For 11 years, he served as an executive assistant to South Carolina Attorney General Travis Medlock. Prior to that, he served for 21 years as the first business/financial officer of the South Carolina Baptist Convention and was elected president of the convention for 1987.
Harrell is a former member of the Board of Visitors of Wake Forest University Divinity School and the advisory council of the Center on Religion in the South at the Lutheran Theological Southern Seminary. He has also served on Americans United’s National Advisory Council and its Board of Trustees. (He served as treasurer of AU’s Board of Trustees during part of that time.)
In 1981 and 1982, Harrell chaired Gov. Dick Riley’s Task Force on Critical Human Needs, assisting those who were struggling to make ends meet during the recession.
Though Harrell is now retired, he serves on the board of an insurance company and spends much of his time with his wife, Anne Turner Harrell, his two children and five grandchildren. He still remains active in community affairs – particularly in his church.
In 1998, Harrell left the Southern Baptist denomination and joined the Shandon Presbyterian Church (USA) in Columbia, where he is an elder. He also serves as moderator of the Trinity Presbytery, presiding over three annual meetings and other sessions throughout the year.
“I’ve always been a very active person,” said Harrell, which is something that church-state activists are thankful for.
“Flynn is rendering an invaluable service for the cause of religious liberty,” said J. Brent Walker, executive director of the Baptist Joint Committee for Religious Liberty.
Walker has been a friend of Harrell’s for more than 20 years.
“He’s done a lot of writing and speaking about the separation of church and state,” said Walker. “He’s passionate about these issues and is willing to do it, not for pay or for a job, but just because he feels strongly about it.
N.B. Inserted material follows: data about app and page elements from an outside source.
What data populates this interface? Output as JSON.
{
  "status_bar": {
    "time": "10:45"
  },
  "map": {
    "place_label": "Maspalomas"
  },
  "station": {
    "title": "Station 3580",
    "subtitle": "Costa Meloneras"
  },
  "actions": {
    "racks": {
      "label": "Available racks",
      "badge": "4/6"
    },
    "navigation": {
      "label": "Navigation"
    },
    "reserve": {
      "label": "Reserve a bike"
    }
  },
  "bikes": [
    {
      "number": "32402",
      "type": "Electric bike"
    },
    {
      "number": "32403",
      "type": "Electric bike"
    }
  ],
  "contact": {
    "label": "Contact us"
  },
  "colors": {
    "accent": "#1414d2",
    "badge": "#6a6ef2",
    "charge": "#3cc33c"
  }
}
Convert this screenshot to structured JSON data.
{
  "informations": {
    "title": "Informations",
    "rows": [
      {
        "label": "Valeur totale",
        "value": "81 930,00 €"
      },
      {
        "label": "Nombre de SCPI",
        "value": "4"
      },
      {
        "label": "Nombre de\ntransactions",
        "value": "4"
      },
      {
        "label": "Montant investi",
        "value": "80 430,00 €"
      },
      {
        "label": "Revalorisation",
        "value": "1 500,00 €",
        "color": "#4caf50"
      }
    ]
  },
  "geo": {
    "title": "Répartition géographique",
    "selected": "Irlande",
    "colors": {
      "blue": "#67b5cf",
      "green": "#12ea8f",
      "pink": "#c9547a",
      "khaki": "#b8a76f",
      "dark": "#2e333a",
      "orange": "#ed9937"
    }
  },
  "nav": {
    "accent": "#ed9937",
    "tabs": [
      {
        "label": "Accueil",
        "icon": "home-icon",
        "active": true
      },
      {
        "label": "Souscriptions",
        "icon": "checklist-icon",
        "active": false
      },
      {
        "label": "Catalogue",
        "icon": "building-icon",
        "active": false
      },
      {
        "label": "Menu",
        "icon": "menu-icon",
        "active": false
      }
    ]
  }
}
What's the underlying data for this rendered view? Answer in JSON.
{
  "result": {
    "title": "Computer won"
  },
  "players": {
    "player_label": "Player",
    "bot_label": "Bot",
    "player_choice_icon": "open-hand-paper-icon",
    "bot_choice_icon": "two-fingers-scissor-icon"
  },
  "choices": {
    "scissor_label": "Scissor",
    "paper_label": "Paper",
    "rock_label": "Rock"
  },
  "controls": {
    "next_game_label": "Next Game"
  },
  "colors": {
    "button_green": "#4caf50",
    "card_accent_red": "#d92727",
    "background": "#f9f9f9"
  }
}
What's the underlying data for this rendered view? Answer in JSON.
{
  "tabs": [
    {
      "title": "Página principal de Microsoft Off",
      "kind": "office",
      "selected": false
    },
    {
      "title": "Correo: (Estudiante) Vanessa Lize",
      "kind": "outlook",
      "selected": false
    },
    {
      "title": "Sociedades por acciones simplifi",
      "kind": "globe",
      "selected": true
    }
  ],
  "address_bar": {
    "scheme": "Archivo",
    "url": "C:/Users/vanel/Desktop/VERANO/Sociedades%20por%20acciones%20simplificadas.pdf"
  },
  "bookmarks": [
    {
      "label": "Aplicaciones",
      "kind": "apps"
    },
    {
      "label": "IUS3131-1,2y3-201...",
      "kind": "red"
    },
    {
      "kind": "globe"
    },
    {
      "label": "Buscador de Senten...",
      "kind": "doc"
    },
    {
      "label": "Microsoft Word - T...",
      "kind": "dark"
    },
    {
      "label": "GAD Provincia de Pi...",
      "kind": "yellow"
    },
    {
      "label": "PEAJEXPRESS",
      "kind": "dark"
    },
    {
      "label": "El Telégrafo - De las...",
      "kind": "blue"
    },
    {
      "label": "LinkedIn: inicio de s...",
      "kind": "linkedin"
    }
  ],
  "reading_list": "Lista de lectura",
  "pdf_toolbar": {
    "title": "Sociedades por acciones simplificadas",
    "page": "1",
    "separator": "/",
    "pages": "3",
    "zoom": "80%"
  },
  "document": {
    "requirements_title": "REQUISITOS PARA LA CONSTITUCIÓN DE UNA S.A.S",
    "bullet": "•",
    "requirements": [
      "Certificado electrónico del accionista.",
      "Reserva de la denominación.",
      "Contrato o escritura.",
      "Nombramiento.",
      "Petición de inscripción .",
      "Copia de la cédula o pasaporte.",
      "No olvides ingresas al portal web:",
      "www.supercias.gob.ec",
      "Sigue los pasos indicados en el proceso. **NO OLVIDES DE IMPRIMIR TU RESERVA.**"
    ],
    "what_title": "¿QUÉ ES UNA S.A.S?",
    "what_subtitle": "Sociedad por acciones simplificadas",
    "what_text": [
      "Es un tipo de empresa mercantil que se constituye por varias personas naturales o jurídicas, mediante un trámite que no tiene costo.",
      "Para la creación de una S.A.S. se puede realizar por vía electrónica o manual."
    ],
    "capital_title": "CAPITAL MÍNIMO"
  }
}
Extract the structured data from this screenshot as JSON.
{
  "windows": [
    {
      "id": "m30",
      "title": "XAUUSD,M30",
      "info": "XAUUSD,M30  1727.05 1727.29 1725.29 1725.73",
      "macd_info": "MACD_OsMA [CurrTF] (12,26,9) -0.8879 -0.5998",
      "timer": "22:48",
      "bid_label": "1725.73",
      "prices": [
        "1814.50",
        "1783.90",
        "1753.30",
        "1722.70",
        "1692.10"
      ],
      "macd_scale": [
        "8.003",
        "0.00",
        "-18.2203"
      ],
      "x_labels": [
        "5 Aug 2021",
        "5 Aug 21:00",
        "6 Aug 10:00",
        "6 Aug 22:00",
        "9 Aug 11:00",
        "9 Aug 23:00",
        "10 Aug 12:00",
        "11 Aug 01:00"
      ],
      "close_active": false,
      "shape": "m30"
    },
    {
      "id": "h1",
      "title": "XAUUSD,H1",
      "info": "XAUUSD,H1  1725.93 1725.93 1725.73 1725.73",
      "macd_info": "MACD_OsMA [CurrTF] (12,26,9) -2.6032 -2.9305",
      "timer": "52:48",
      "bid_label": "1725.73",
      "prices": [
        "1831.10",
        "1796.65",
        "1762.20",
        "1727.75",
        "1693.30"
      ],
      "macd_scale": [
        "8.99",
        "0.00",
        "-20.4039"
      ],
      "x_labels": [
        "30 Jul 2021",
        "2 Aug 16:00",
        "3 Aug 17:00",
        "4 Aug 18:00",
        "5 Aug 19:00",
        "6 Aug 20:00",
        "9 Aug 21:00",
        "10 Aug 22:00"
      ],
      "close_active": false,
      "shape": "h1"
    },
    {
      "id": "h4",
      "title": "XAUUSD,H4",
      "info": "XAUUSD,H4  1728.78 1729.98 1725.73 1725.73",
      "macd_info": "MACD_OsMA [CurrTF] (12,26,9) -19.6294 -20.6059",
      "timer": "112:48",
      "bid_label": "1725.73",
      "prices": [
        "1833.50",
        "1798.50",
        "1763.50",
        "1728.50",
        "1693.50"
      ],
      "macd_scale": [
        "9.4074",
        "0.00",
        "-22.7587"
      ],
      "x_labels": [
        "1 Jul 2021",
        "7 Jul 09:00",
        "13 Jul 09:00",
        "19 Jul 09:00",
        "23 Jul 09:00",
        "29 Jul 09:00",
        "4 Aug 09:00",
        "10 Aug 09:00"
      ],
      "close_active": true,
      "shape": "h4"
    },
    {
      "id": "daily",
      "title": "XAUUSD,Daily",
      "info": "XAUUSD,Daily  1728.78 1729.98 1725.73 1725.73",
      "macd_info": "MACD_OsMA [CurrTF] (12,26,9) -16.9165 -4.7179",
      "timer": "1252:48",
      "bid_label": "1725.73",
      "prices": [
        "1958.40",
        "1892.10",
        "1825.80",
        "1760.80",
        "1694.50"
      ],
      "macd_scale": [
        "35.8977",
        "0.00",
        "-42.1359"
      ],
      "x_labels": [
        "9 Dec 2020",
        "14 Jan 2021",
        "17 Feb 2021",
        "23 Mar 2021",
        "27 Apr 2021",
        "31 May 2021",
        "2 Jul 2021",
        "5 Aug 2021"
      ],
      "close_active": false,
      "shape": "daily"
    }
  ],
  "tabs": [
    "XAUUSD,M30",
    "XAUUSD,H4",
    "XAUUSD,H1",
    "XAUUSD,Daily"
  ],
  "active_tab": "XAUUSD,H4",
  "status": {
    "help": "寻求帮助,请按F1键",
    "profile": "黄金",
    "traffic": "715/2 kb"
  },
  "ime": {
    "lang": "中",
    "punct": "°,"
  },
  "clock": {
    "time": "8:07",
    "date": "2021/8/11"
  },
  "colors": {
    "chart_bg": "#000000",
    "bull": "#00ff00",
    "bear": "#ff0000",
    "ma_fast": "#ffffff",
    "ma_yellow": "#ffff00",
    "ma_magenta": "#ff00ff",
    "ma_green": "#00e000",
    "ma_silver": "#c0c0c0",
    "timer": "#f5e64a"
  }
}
“This collection will be a legacy to Flynn’s passion and his energy long after he’s gone and we’re gone,” Walker continued. “It’s entirely fitting that Flynn Harrell’s commitment to religious liberty and church-state separation will be preserved for future generations.”
Walker, along with AU Executive Director Barry W. Lynn, gave remarks at the dedication ceremony in Columbia.
“For over half a century, Flynn has been a faithful foot soldier in the battle for church-state separation,” said Lynn. “Thanks to grassroots activists like him, the American public is much better informed about the religious liberty provisions of our Constitution than they otherwise would have been. I wish we had a platoon of Flynns in every community in America.”
Harrell is hopeful that this university collection will inspire other church-state separation activists to keep working in the communities where they live.
“I’ll be disappointed if this isn’t being done in other places in coming years,” Harrell said. “There is still a lot of ignorance about church-state separation. I hope it’s getting better, and I hope the collection at the university will bring awareness to the public and that people will go there and do research.
“What’s happened here in South Carolina,” he concluded, “can be a great example of what anyone can do at the grassroots level.”